*** Data provided ***

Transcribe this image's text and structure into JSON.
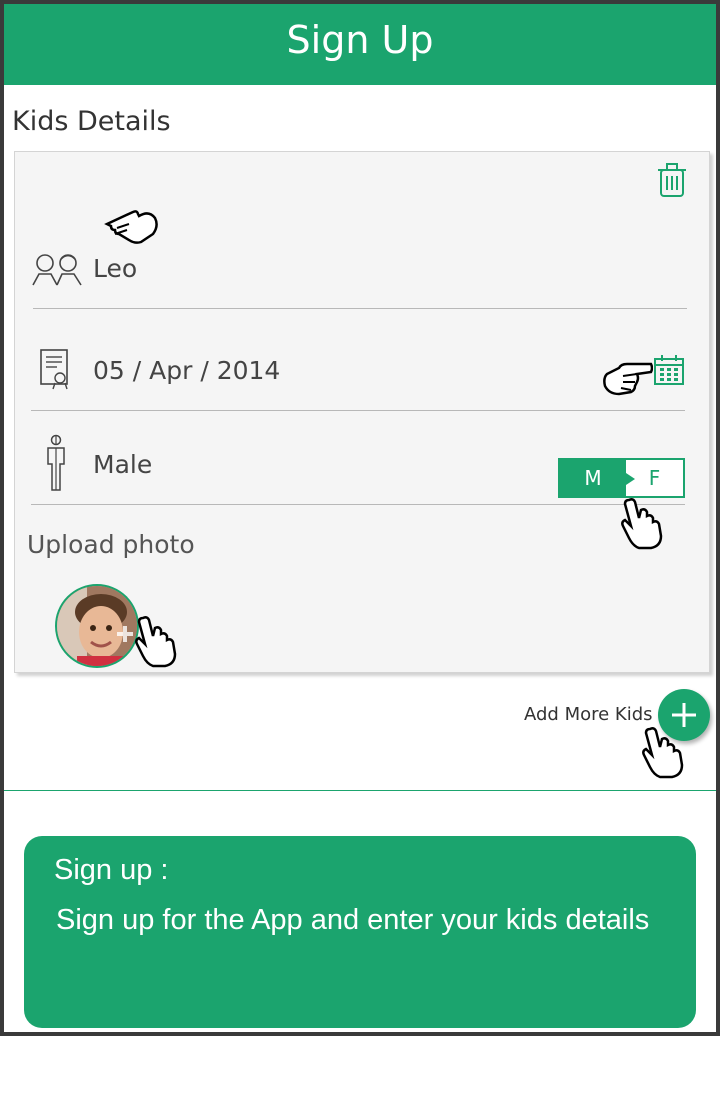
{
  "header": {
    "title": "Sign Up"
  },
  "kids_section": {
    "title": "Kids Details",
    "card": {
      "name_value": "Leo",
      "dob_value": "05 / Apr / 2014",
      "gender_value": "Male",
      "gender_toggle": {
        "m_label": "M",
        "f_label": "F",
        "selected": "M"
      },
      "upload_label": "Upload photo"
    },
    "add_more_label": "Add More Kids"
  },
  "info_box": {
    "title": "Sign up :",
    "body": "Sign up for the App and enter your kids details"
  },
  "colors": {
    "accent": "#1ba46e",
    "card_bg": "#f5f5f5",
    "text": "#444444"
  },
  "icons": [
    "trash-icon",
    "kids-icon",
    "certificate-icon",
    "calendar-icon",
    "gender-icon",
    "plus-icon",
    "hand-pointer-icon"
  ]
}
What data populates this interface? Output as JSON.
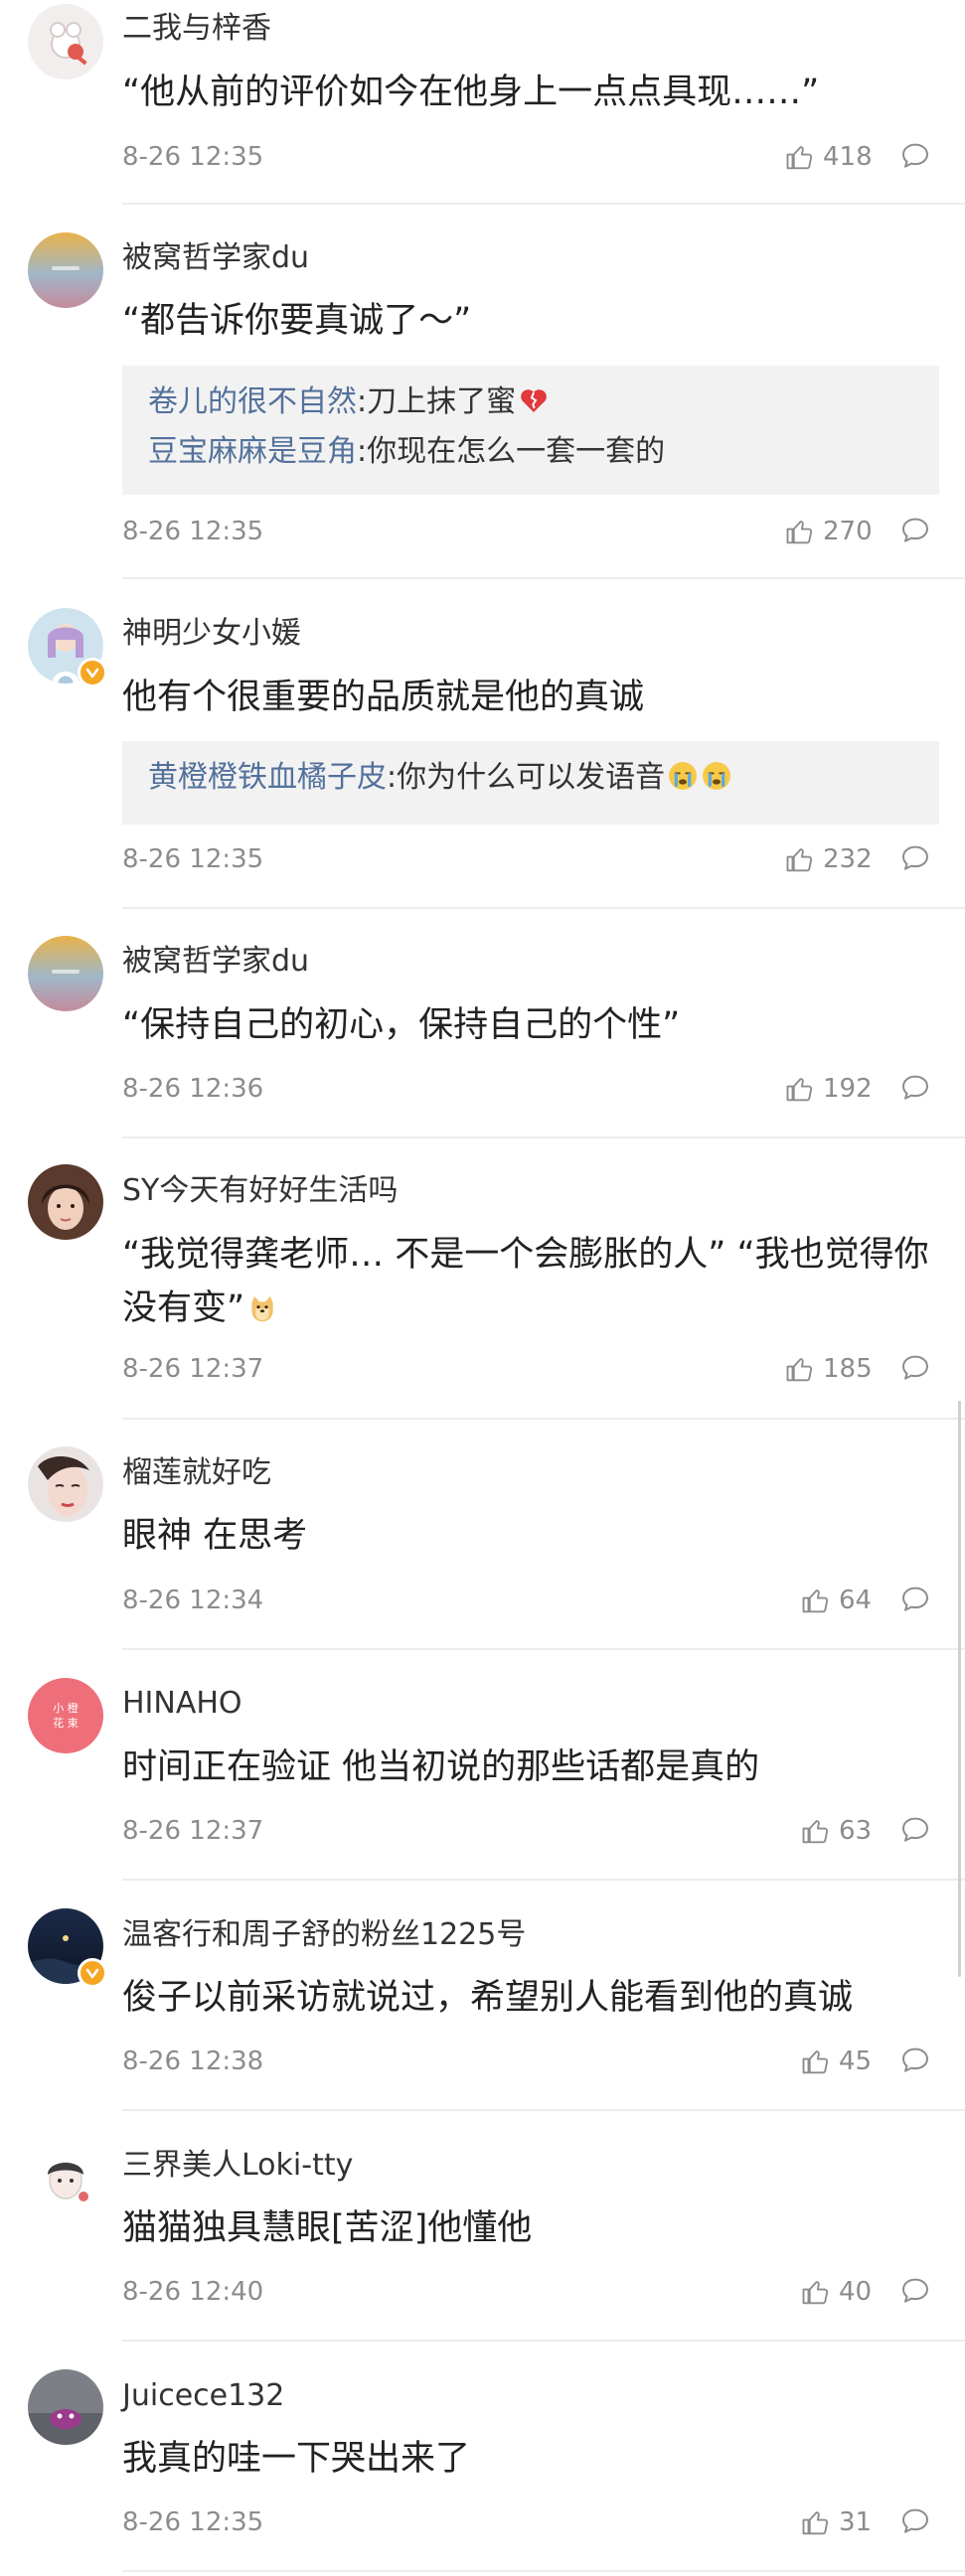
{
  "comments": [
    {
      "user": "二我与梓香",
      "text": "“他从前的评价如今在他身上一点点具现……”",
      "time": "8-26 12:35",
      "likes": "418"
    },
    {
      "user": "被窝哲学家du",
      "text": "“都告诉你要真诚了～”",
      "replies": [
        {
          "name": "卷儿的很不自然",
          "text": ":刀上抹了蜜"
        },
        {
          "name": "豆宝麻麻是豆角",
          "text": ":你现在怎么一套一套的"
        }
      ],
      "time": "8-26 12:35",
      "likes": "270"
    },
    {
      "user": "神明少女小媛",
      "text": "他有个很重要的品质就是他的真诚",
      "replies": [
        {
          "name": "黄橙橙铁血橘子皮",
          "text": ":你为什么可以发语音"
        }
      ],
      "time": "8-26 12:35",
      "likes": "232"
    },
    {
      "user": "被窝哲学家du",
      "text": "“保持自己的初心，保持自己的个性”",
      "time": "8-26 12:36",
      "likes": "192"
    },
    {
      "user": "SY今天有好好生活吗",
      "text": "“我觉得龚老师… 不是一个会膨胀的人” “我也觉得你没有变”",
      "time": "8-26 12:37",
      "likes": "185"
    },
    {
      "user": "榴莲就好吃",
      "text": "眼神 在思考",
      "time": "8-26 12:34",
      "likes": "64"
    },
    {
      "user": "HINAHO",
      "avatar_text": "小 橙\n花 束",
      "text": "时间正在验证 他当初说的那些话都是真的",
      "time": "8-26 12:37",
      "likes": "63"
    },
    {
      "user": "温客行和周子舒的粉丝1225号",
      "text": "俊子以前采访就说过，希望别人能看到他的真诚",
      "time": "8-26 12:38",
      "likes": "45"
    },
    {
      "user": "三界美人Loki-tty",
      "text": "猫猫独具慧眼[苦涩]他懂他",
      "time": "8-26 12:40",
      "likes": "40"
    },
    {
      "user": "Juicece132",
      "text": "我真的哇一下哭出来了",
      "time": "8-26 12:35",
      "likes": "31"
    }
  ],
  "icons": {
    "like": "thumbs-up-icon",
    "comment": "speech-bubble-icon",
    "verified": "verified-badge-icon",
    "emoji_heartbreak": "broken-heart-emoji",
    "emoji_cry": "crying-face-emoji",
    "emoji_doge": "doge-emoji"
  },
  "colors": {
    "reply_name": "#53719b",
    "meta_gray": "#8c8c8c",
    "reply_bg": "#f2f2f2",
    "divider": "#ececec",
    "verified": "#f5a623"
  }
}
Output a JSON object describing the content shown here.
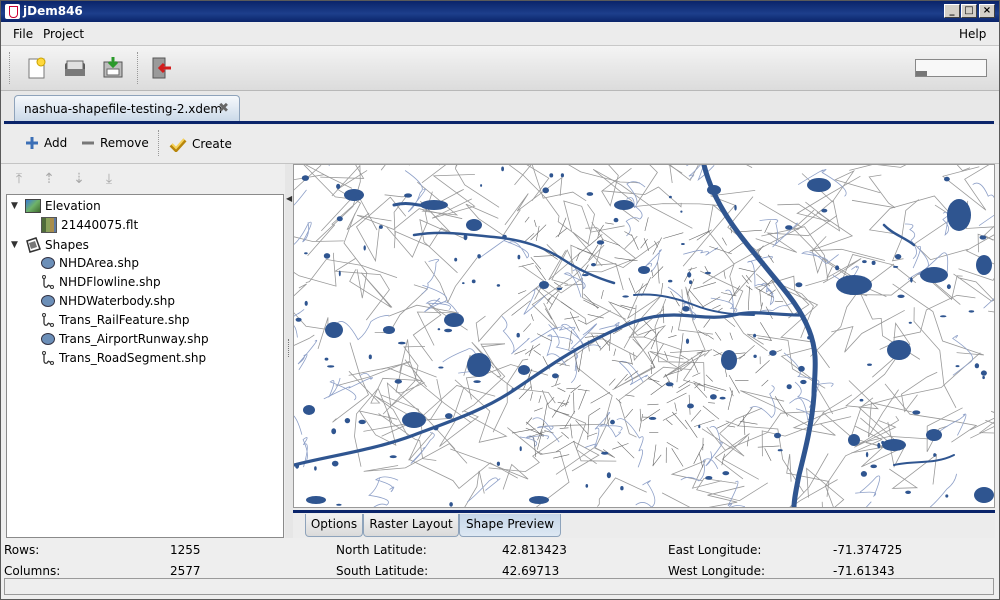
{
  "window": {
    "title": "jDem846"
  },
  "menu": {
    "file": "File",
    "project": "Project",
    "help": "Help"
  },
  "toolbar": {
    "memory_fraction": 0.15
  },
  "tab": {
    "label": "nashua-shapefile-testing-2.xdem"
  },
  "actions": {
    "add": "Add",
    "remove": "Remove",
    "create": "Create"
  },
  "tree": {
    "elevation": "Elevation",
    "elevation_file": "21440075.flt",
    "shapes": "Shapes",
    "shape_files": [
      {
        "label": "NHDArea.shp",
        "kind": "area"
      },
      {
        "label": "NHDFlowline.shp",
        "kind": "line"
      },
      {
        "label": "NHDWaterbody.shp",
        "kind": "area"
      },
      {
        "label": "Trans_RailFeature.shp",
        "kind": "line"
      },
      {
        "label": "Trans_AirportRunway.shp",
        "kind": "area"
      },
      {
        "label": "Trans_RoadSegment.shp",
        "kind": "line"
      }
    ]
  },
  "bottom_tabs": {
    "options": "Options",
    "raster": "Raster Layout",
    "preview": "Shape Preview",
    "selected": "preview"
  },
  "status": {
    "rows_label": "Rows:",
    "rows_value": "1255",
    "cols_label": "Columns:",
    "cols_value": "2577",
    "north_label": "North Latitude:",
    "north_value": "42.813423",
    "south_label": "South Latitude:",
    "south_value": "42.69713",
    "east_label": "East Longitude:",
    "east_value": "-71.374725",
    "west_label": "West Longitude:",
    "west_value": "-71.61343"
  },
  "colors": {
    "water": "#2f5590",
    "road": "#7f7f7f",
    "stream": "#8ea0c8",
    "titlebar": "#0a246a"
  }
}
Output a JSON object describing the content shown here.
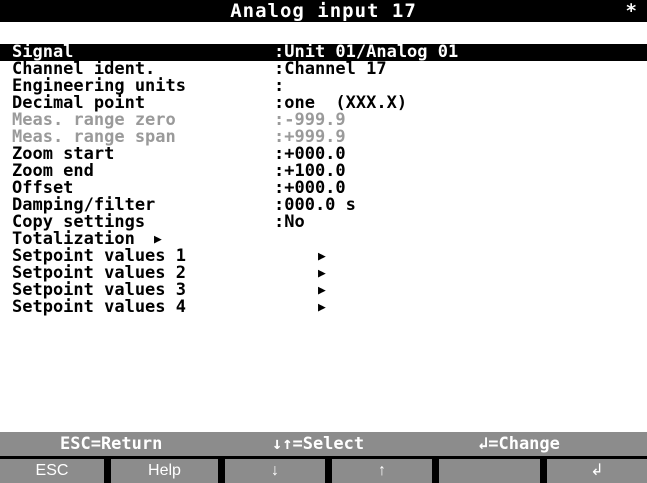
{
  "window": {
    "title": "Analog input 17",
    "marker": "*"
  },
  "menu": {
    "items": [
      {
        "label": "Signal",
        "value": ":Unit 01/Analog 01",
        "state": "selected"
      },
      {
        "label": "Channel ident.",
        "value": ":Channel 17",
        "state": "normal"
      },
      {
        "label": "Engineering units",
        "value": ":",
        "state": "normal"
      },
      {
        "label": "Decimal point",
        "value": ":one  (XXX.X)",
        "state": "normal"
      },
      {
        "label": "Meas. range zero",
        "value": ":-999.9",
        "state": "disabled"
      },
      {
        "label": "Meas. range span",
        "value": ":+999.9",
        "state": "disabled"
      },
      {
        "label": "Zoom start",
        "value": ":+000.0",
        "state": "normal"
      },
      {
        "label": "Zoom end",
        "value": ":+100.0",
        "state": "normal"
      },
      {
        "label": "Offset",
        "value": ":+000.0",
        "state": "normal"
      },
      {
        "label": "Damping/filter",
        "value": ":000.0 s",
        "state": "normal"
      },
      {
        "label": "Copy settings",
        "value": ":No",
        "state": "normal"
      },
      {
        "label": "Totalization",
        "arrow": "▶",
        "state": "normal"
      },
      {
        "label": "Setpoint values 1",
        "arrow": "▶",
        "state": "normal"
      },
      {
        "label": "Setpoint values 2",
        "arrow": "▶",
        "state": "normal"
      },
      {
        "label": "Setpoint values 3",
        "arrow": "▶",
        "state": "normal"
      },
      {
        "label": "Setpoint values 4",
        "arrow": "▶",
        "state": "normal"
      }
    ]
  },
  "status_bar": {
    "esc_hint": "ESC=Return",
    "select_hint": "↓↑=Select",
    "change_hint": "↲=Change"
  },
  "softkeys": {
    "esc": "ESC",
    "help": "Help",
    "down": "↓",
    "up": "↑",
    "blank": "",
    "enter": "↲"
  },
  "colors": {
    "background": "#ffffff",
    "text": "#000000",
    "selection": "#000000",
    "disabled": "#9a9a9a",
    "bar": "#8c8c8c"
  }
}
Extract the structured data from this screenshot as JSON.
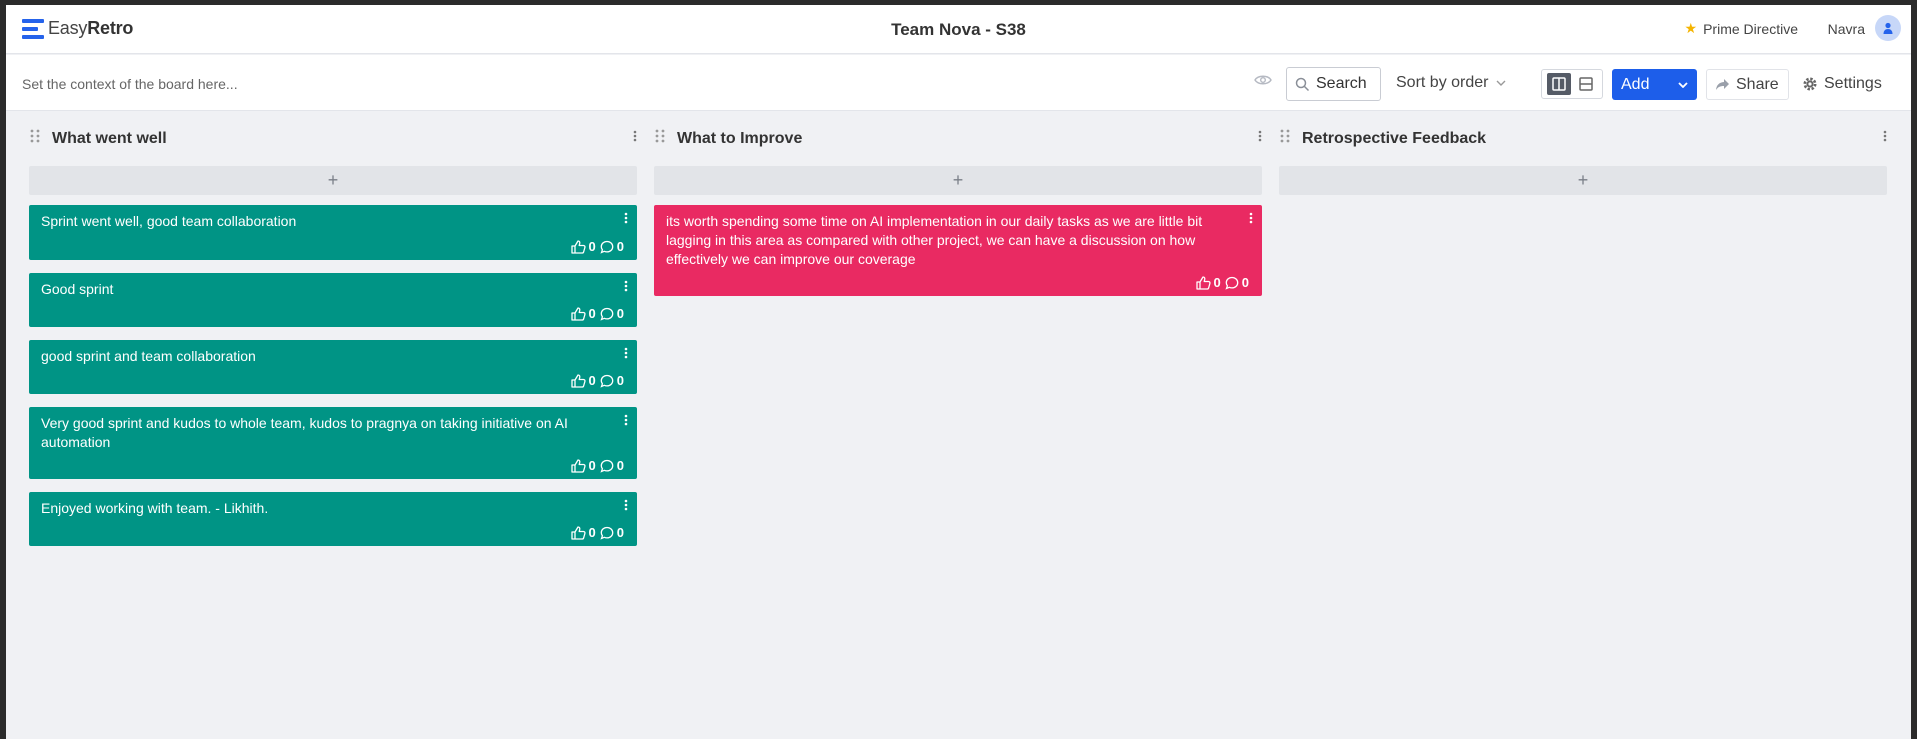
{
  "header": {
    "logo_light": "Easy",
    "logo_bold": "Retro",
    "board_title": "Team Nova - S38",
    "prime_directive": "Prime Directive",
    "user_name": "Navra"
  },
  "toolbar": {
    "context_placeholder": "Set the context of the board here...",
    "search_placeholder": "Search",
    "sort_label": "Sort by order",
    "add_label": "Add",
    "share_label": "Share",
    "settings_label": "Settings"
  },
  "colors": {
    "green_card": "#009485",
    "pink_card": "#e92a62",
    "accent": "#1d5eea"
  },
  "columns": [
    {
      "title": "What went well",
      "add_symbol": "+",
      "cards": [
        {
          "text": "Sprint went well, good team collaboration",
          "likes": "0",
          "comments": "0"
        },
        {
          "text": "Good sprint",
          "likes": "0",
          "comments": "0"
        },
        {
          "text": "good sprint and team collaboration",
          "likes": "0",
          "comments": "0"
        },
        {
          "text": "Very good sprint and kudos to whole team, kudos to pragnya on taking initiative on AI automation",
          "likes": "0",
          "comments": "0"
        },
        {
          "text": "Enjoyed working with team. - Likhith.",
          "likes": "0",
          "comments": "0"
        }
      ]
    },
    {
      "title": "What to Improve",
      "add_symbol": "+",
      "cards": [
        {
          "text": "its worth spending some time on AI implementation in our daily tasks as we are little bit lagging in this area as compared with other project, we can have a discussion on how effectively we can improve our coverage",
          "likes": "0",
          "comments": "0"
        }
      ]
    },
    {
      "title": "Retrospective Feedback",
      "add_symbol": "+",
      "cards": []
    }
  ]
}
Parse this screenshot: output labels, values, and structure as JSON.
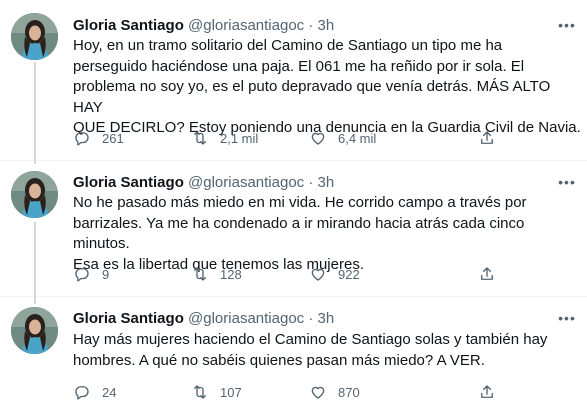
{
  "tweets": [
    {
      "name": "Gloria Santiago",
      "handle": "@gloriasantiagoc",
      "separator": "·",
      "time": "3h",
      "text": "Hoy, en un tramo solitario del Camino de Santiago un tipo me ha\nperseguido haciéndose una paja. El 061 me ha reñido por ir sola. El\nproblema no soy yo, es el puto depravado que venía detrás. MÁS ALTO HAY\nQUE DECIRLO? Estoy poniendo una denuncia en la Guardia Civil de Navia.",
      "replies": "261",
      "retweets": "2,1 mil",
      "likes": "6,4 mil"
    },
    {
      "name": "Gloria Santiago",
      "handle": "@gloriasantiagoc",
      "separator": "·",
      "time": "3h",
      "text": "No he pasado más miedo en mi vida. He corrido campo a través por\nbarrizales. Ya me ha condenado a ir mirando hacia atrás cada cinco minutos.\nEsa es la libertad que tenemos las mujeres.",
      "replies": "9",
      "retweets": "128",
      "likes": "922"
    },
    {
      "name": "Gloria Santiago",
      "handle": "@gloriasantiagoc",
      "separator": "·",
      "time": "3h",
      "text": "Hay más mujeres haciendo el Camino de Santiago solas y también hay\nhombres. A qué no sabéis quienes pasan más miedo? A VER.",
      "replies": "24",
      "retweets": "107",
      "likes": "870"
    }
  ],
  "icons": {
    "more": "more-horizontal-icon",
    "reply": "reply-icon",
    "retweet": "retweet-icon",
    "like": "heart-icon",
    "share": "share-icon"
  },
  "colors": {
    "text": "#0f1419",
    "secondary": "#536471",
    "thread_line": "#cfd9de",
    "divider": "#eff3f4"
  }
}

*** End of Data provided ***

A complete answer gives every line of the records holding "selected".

        "selected": "M"
    "selected": "preview"
        "state": "selected"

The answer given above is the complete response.